◆ **What the task asks**: Please give back every entry in full, word for word, but none of the pictures.

◆ **Data shown**:
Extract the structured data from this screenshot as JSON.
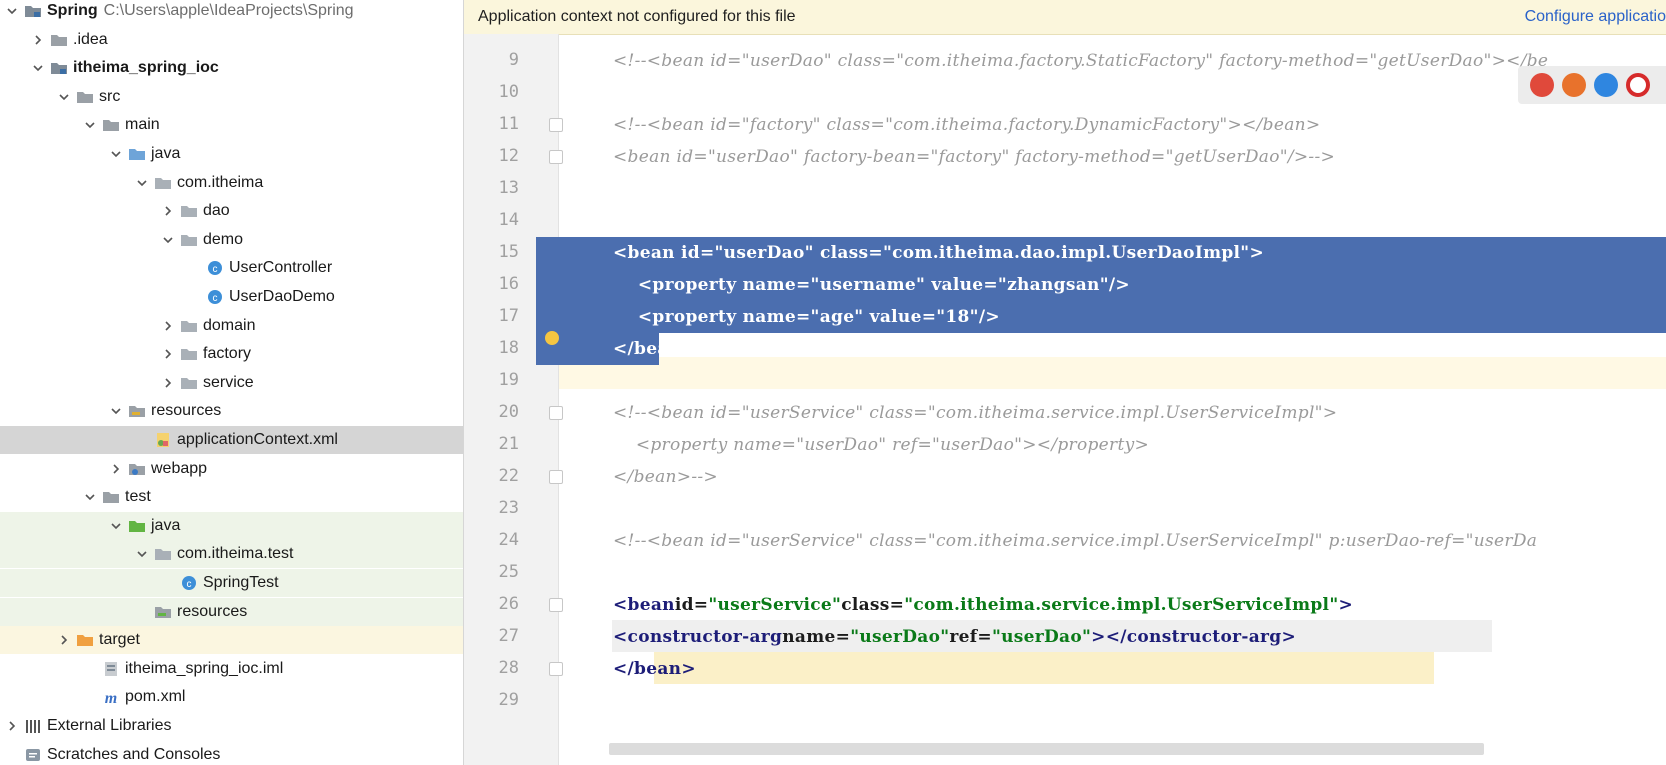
{
  "tree": {
    "items": [
      {
        "label": "Spring",
        "path": "C:\\Users\\apple\\IdeaProjects\\Spring",
        "bold": true,
        "icon": "module-folder-icon",
        "arrow": "down"
      },
      {
        "label": ".idea",
        "icon": "folder-icon",
        "arrow": "right"
      },
      {
        "label": "itheima_spring_ioc",
        "bold": true,
        "icon": "module-folder-icon",
        "arrow": "down"
      },
      {
        "label": "src",
        "icon": "folder-icon",
        "arrow": "down"
      },
      {
        "label": "main",
        "icon": "folder-icon",
        "arrow": "down"
      },
      {
        "label": "java",
        "icon": "source-folder-icon",
        "arrow": "down"
      },
      {
        "label": "com.itheima",
        "icon": "package-icon",
        "arrow": "down"
      },
      {
        "label": "dao",
        "icon": "package-icon",
        "arrow": "right"
      },
      {
        "label": "demo",
        "icon": "package-icon",
        "arrow": "down"
      },
      {
        "label": "UserController",
        "icon": "java-class-icon"
      },
      {
        "label": "UserDaoDemo",
        "icon": "java-class-icon"
      },
      {
        "label": "domain",
        "icon": "package-icon",
        "arrow": "right"
      },
      {
        "label": "factory",
        "icon": "package-icon",
        "arrow": "right"
      },
      {
        "label": "service",
        "icon": "package-icon",
        "arrow": "right"
      },
      {
        "label": "resources",
        "icon": "resources-folder-icon",
        "arrow": "down"
      },
      {
        "label": "applicationContext.xml",
        "icon": "xml-file-icon",
        "selected": true
      },
      {
        "label": "webapp",
        "icon": "web-folder-icon",
        "arrow": "right"
      },
      {
        "label": "test",
        "icon": "folder-icon",
        "arrow": "down"
      },
      {
        "label": "java",
        "icon": "test-source-folder-icon",
        "arrow": "down",
        "testbg": true
      },
      {
        "label": "com.itheima.test",
        "icon": "package-icon",
        "arrow": "down",
        "testbg": true
      },
      {
        "label": "SpringTest",
        "icon": "java-class-icon",
        "testbg": true
      },
      {
        "label": "resources",
        "icon": "test-resources-folder-icon",
        "testbg": true
      },
      {
        "label": "target",
        "icon": "excluded-folder-icon",
        "arrow": "right",
        "targetbg": true
      },
      {
        "label": "itheima_spring_ioc.iml",
        "icon": "iml-file-icon"
      },
      {
        "label": "pom.xml",
        "icon": "maven-file-icon"
      },
      {
        "label": "External Libraries",
        "icon": "libraries-icon",
        "arrow": "right"
      },
      {
        "label": "Scratches and Consoles",
        "icon": "scratches-icon"
      }
    ]
  },
  "editor": {
    "banner": {
      "message": "Application context not configured for this file",
      "link": "Configure applicatio"
    },
    "lines": [
      {
        "num": "9",
        "text": "<!--<bean id=\"userDao\" class=\"com.itheima.factory.StaticFactory\" factory-method=\"getUserDao\"></be",
        "kind": "comment"
      },
      {
        "num": "10",
        "text": "",
        "kind": "plain"
      },
      {
        "num": "11",
        "text": "<!--<bean id=\"factory\" class=\"com.itheima.factory.DynamicFactory\"></bean>",
        "kind": "comment"
      },
      {
        "num": "12",
        "text": "<bean id=\"userDao\" factory-bean=\"factory\" factory-method=\"getUserDao\"/>-->",
        "kind": "comment"
      },
      {
        "num": "13",
        "text": "",
        "kind": "plain"
      },
      {
        "num": "14",
        "text": "",
        "kind": "plain"
      },
      {
        "num": "15",
        "text": "<bean id=\"userDao\" class=\"com.itheima.dao.impl.UserDaoImpl\">",
        "kind": "selected"
      },
      {
        "num": "16",
        "text": "    <property name=\"username\" value=\"zhangsan\"/>",
        "kind": "selected"
      },
      {
        "num": "17",
        "text": "    <property name=\"age\" value=\"18\"/>",
        "kind": "selected"
      },
      {
        "num": "18",
        "text": "</bean>",
        "kind": "selected"
      },
      {
        "num": "19",
        "text": "",
        "kind": "plain"
      },
      {
        "num": "20",
        "text": "<!--<bean id=\"userService\" class=\"com.itheima.service.impl.UserServiceImpl\">",
        "kind": "comment"
      },
      {
        "num": "21",
        "text": "    <property name=\"userDao\" ref=\"userDao\"></property>",
        "kind": "comment"
      },
      {
        "num": "22",
        "text": "</bean>-->",
        "kind": "comment"
      },
      {
        "num": "23",
        "text": "",
        "kind": "plain"
      },
      {
        "num": "24",
        "text": "<!--<bean id=\"userService\" class=\"com.itheima.service.impl.UserServiceImpl\" p:userDao-ref=\"userDa",
        "kind": "comment"
      },
      {
        "num": "25",
        "text": "",
        "kind": "plain"
      },
      {
        "num": "26",
        "text": "<bean id=\"userService\" class=\"com.itheima.service.impl.UserServiceImpl\">",
        "kind": "code"
      },
      {
        "num": "27",
        "text": "    <constructor-arg name=\"userDao\" ref=\"userDao\"></constructor-arg>",
        "kind": "code"
      },
      {
        "num": "28",
        "text": "</bean>",
        "kind": "code"
      },
      {
        "num": "29",
        "text": "",
        "kind": "plain"
      }
    ]
  },
  "colors": {
    "selection": "#4b6eaf",
    "banner_bg": "#fbf6dc",
    "link": "#2a62c9",
    "comment": "#9a9a9a",
    "xml_tag": "#1d1d78",
    "xml_value": "#0a7a18"
  },
  "browsers": [
    "chrome-icon",
    "firefox-icon",
    "safari-icon",
    "opera-icon"
  ]
}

◆ **Reply to the task**:
Extract the structured data from this screenshot as JSON.
{
  "tree": {
    "items": [
      {
        "label": "Spring",
        "path": "C:\\Users\\apple\\IdeaProjects\\Spring",
        "bold": true,
        "icon": "module-folder-icon",
        "arrow": "down"
      },
      {
        "label": ".idea",
        "icon": "folder-icon",
        "arrow": "right"
      },
      {
        "label": "itheima_spring_ioc",
        "bold": true,
        "icon": "module-folder-icon",
        "arrow": "down"
      },
      {
        "label": "src",
        "icon": "folder-icon",
        "arrow": "down"
      },
      {
        "label": "main",
        "icon": "folder-icon",
        "arrow": "down"
      },
      {
        "label": "java",
        "icon": "source-folder-icon",
        "arrow": "down"
      },
      {
        "label": "com.itheima",
        "icon": "package-icon",
        "arrow": "down"
      },
      {
        "label": "dao",
        "icon": "package-icon",
        "arrow": "right"
      },
      {
        "label": "demo",
        "icon": "package-icon",
        "arrow": "down"
      },
      {
        "label": "UserController",
        "icon": "java-class-icon"
      },
      {
        "label": "UserDaoDemo",
        "icon": "java-class-icon"
      },
      {
        "label": "domain",
        "icon": "package-icon",
        "arrow": "right"
      },
      {
        "label": "factory",
        "icon": "package-icon",
        "arrow": "right"
      },
      {
        "label": "service",
        "icon": "package-icon",
        "arrow": "right"
      },
      {
        "label": "resources",
        "icon": "resources-folder-icon",
        "arrow": "down"
      },
      {
        "label": "applicationContext.xml",
        "icon": "xml-file-icon",
        "selected": true
      },
      {
        "label": "webapp",
        "icon": "web-folder-icon",
        "arrow": "right"
      },
      {
        "label": "test",
        "icon": "folder-icon",
        "arrow": "down"
      },
      {
        "label": "java",
        "icon": "test-source-folder-icon",
        "arrow": "down",
        "testbg": true
      },
      {
        "label": "com.itheima.test",
        "icon": "package-icon",
        "arrow": "down",
        "testbg": true
      },
      {
        "label": "SpringTest",
        "icon": "java-class-icon",
        "testbg": true
      },
      {
        "label": "resources",
        "icon": "test-resources-folder-icon",
        "testbg": true
      },
      {
        "label": "target",
        "icon": "excluded-folder-icon",
        "arrow": "right",
        "targetbg": true
      },
      {
        "label": "itheima_spring_ioc.iml",
        "icon": "iml-file-icon"
      },
      {
        "label": "pom.xml",
        "icon": "maven-file-icon"
      },
      {
        "label": "External Libraries",
        "icon": "libraries-icon",
        "arrow": "right"
      },
      {
        "label": "Scratches and Consoles",
        "icon": "scratches-icon"
      }
    ]
  },
  "editor": {
    "banner": {
      "message": "Application context not configured for this file",
      "link": "Configure applicatio"
    },
    "lines": [
      {
        "num": "9",
        "text": "<!--<bean id=\"userDao\" class=\"com.itheima.factory.StaticFactory\" factory-method=\"getUserDao\"></be",
        "kind": "comment"
      },
      {
        "num": "10",
        "text": "",
        "kind": "plain"
      },
      {
        "num": "11",
        "text": "<!--<bean id=\"factory\" class=\"com.itheima.factory.DynamicFactory\"></bean>",
        "kind": "comment"
      },
      {
        "num": "12",
        "text": "<bean id=\"userDao\" factory-bean=\"factory\" factory-method=\"getUserDao\"/>-->",
        "kind": "comment"
      },
      {
        "num": "13",
        "text": "",
        "kind": "plain"
      },
      {
        "num": "14",
        "text": "",
        "kind": "plain"
      },
      {
        "num": "15",
        "text": "<bean id=\"userDao\" class=\"com.itheima.dao.impl.UserDaoImpl\">",
        "kind": "selected"
      },
      {
        "num": "16",
        "text": "    <property name=\"username\" value=\"zhangsan\"/>",
        "kind": "selected"
      },
      {
        "num": "17",
        "text": "    <property name=\"age\" value=\"18\"/>",
        "kind": "selected"
      },
      {
        "num": "18",
        "text": "</bean>",
        "kind": "selected"
      },
      {
        "num": "19",
        "text": "",
        "kind": "plain"
      },
      {
        "num": "20",
        "text": "<!--<bean id=\"userService\" class=\"com.itheima.service.impl.UserServiceImpl\">",
        "kind": "comment"
      },
      {
        "num": "21",
        "text": "    <property name=\"userDao\" ref=\"userDao\"></property>",
        "kind": "comment"
      },
      {
        "num": "22",
        "text": "</bean>-->",
        "kind": "comment"
      },
      {
        "num": "23",
        "text": "",
        "kind": "plain"
      },
      {
        "num": "24",
        "text": "<!--<bean id=\"userService\" class=\"com.itheima.service.impl.UserServiceImpl\" p:userDao-ref=\"userDa",
        "kind": "comment"
      },
      {
        "num": "25",
        "text": "",
        "kind": "plain"
      },
      {
        "num": "26",
        "text": "<bean id=\"userService\" class=\"com.itheima.service.impl.UserServiceImpl\">",
        "kind": "code"
      },
      {
        "num": "27",
        "text": "    <constructor-arg name=\"userDao\" ref=\"userDao\"></constructor-arg>",
        "kind": "code"
      },
      {
        "num": "28",
        "text": "</bean>",
        "kind": "code"
      },
      {
        "num": "29",
        "text": "",
        "kind": "plain"
      }
    ]
  },
  "colors": {
    "selection": "#4b6eaf",
    "banner_bg": "#fbf6dc",
    "link": "#2a62c9",
    "comment": "#9a9a9a",
    "xml_tag": "#1d1d78",
    "xml_value": "#0a7a18"
  },
  "browsers": [
    "chrome-icon",
    "firefox-icon",
    "safari-icon",
    "opera-icon"
  ]
}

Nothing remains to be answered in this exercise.